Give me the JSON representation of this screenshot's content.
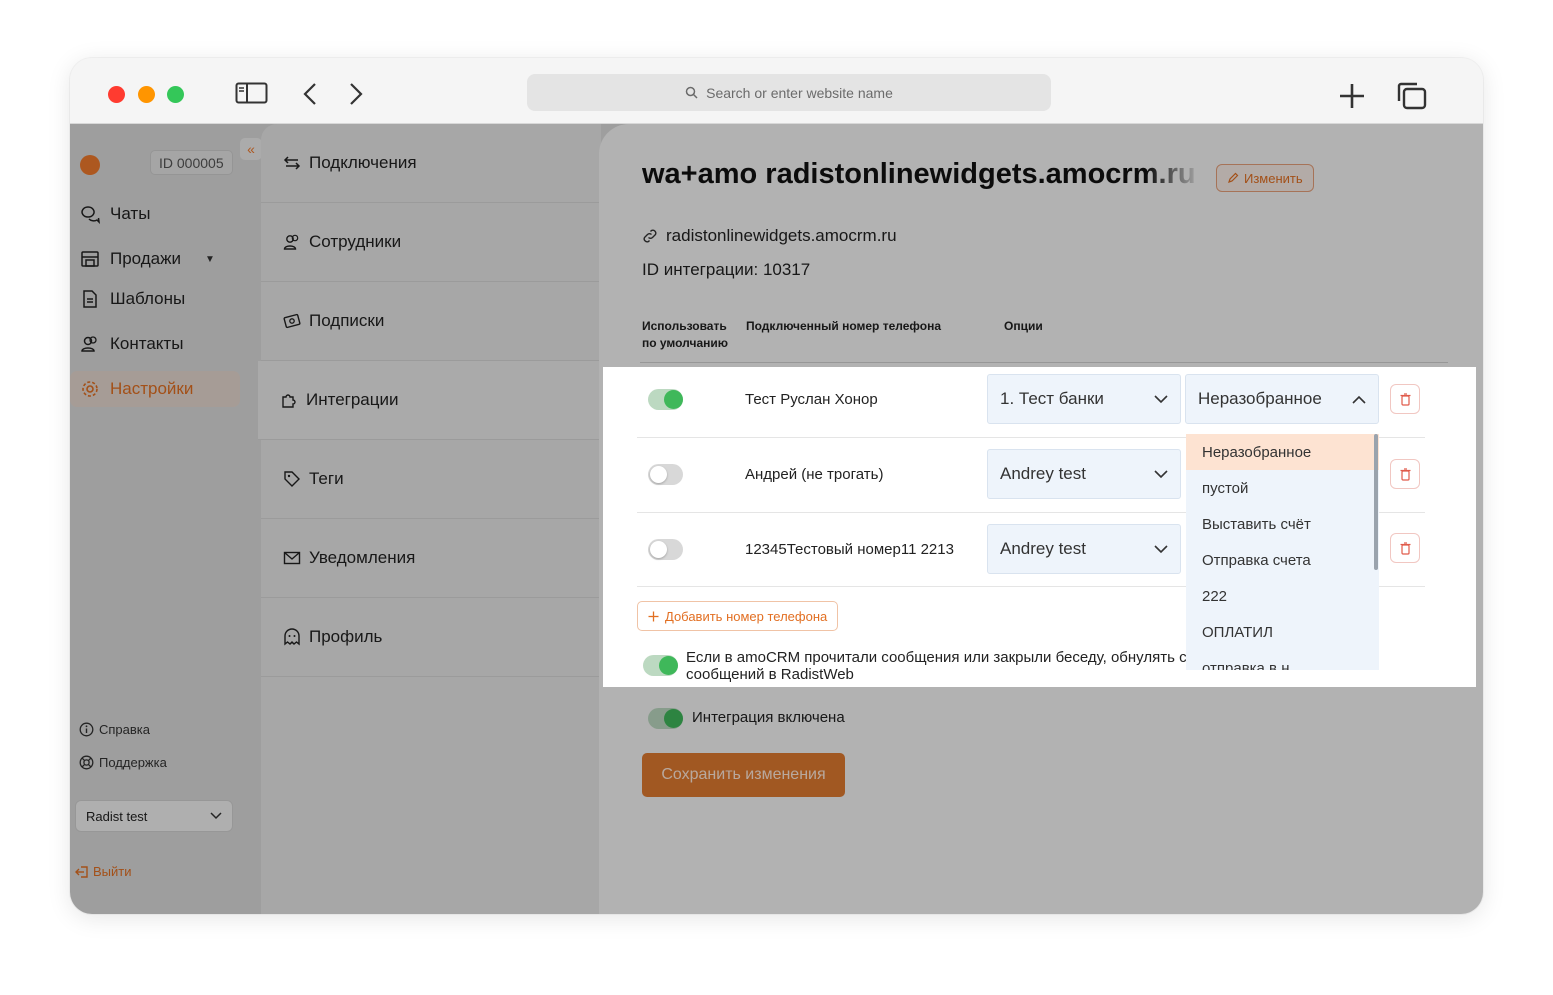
{
  "browser": {
    "address_placeholder": "Search or enter website name"
  },
  "sidebar": {
    "account_id": "ID 000005",
    "collapse": "«",
    "items": [
      {
        "label": "Чаты",
        "icon": "chat-icon"
      },
      {
        "label": "Продажи",
        "icon": "store-icon"
      },
      {
        "label": "Шаблоны",
        "icon": "document-icon"
      },
      {
        "label": "Контакты",
        "icon": "users-icon"
      },
      {
        "label": "Настройки",
        "icon": "gear-icon",
        "active": true
      }
    ],
    "help": "Справка",
    "support": "Поддержка",
    "workspace": "Radist test",
    "logout": "Выйти"
  },
  "settings_menu": {
    "items": [
      {
        "label": "Подключения",
        "icon": "arrows-icon"
      },
      {
        "label": "Сотрудники",
        "icon": "users-icon"
      },
      {
        "label": "Подписки",
        "icon": "money-icon"
      },
      {
        "label": "Интеграции",
        "icon": "puzzle-icon",
        "active": true
      },
      {
        "label": "Теги",
        "icon": "tag-icon"
      },
      {
        "label": "Уведомления",
        "icon": "mail-icon"
      },
      {
        "label": "Профиль",
        "icon": "ghost-icon"
      }
    ]
  },
  "integration": {
    "title": "wa+amo radistonlinewidgets.amocrm.ru",
    "edit_label": "Изменить",
    "domain": "radistonlinewidgets.amocrm.ru",
    "integration_id": "ID интеграции: 10317",
    "columns": {
      "default_line1": "Использовать",
      "default_line2": "по умолчанию",
      "phone": "Подключенный номер телефона",
      "options": "Опции"
    },
    "rows": [
      {
        "enabled": true,
        "phone": "Тест Руслан Хонор",
        "pipeline": "1. Тест банки",
        "status": "Неразобранное"
      },
      {
        "enabled": false,
        "phone": "Андрей (не трогать)",
        "pipeline": "Andrey test"
      },
      {
        "enabled": false,
        "phone": "12345Тестовый номер11 2213",
        "pipeline": "Andrey test"
      }
    ],
    "add_phone": "Добавить номер телефона",
    "reset_text": "Если в amoCRM прочитали сообщения или закрыли беседу, обнулять счётчик непрочитанных сообщений в RadistWeb",
    "reset_enabled": true,
    "integration_enabled_label": "Интеграция включена",
    "integration_enabled": true,
    "save_label": "Сохранить изменения"
  },
  "status_dropdown": {
    "options": [
      "Неразобранное",
      "пустой",
      "Выставить счёт",
      "Отправка счета",
      "222",
      "ОПЛАТИЛ",
      "отправка в н..."
    ],
    "selected": "Неразобранное"
  },
  "colors": {
    "accent": "#e26f22",
    "toggle_on": "#3fb85a",
    "select_bg": "#eef4fb"
  }
}
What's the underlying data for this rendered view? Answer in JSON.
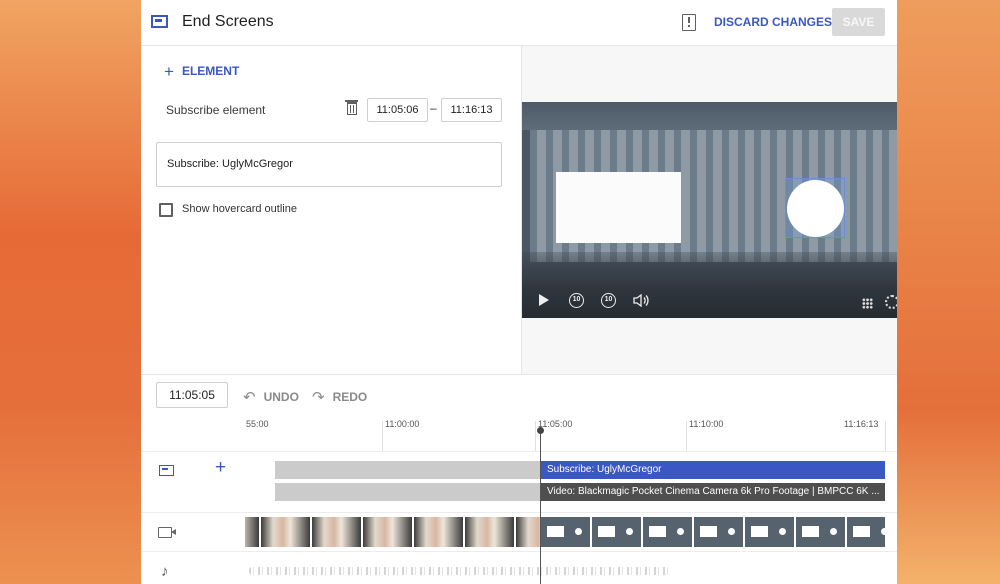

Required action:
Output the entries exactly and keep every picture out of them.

Task solution:
Give me the JSON representation of this screenshot's content.
{
  "browser": {
    "address_placeholder": "Search or enter website name"
  },
  "sidebar": {
    "account_id": "ID 000005",
    "collapse": "«",
    "items": [
      {
        "label": "Чаты",
        "icon": "chat-icon"
      },
      {
        "label": "Продажи",
        "icon": "store-icon"
      },
      {
        "label": "Шаблоны",
        "icon": "document-icon"
      },
      {
        "label": "Контакты",
        "icon": "users-icon"
      },
      {
        "label": "Настройки",
        "icon": "gear-icon",
        "active": true
      }
    ],
    "help": "Справка",
    "support": "Поддержка",
    "workspace": "Radist test",
    "logout": "Выйти"
  },
  "settings_menu": {
    "items": [
      {
        "label": "Подключения",
        "icon": "arrows-icon"
      },
      {
        "label": "Сотрудники",
        "icon": "users-icon"
      },
      {
        "label": "Подписки",
        "icon": "money-icon"
      },
      {
        "label": "Интеграции",
        "icon": "puzzle-icon",
        "active": true
      },
      {
        "label": "Теги",
        "icon": "tag-icon"
      },
      {
        "label": "Уведомления",
        "icon": "mail-icon"
      },
      {
        "label": "Профиль",
        "icon": "ghost-icon"
      }
    ]
  },
  "integration": {
    "title": "wa+amo radistonlinewidgets.amocrm.ru",
    "edit_label": "Изменить",
    "domain": "radistonlinewidgets.amocrm.ru",
    "integration_id": "ID интеграции: 10317",
    "columns": {
      "default_line1": "Использовать",
      "default_line2": "по умолчанию",
      "phone": "Подключенный номер телефона",
      "options": "Опции"
    },
    "rows": [
      {
        "enabled": true,
        "phone": "Тест Руслан Хонор",
        "pipeline": "1. Тест банки",
        "status": "Неразобранное"
      },
      {
        "enabled": false,
        "phone": "Андрей (не трогать)",
        "pipeline": "Andrey test"
      },
      {
        "enabled": false,
        "phone": "12345Тестовый номер11 2213",
        "pipeline": "Andrey test"
      }
    ],
    "add_phone": "Добавить номер телефона",
    "reset_text": "Если в amoCRM прочитали сообщения или закрыли беседу, обнулять счётчик непрочитанных сообщений в RadistWeb",
    "reset_enabled": true,
    "integration_enabled_label": "Интеграция включена",
    "integration_enabled": true,
    "save_label": "Сохранить изменения"
  },
  "status_dropdown": {
    "options": [
      "Неразобранное",
      "пустой",
      "Выставить счёт",
      "Отправка счета",
      "222",
      "ОПЛАТИЛ",
      "отправка в н..."
    ],
    "selected": "Неразобранное"
  },
  "colors": {
    "accent": "#e26f22",
    "toggle_on": "#3fb85a",
    "select_bg": "#eef4fb"
  }
}
What's the underlying data for this rendered view? Answer in JSON.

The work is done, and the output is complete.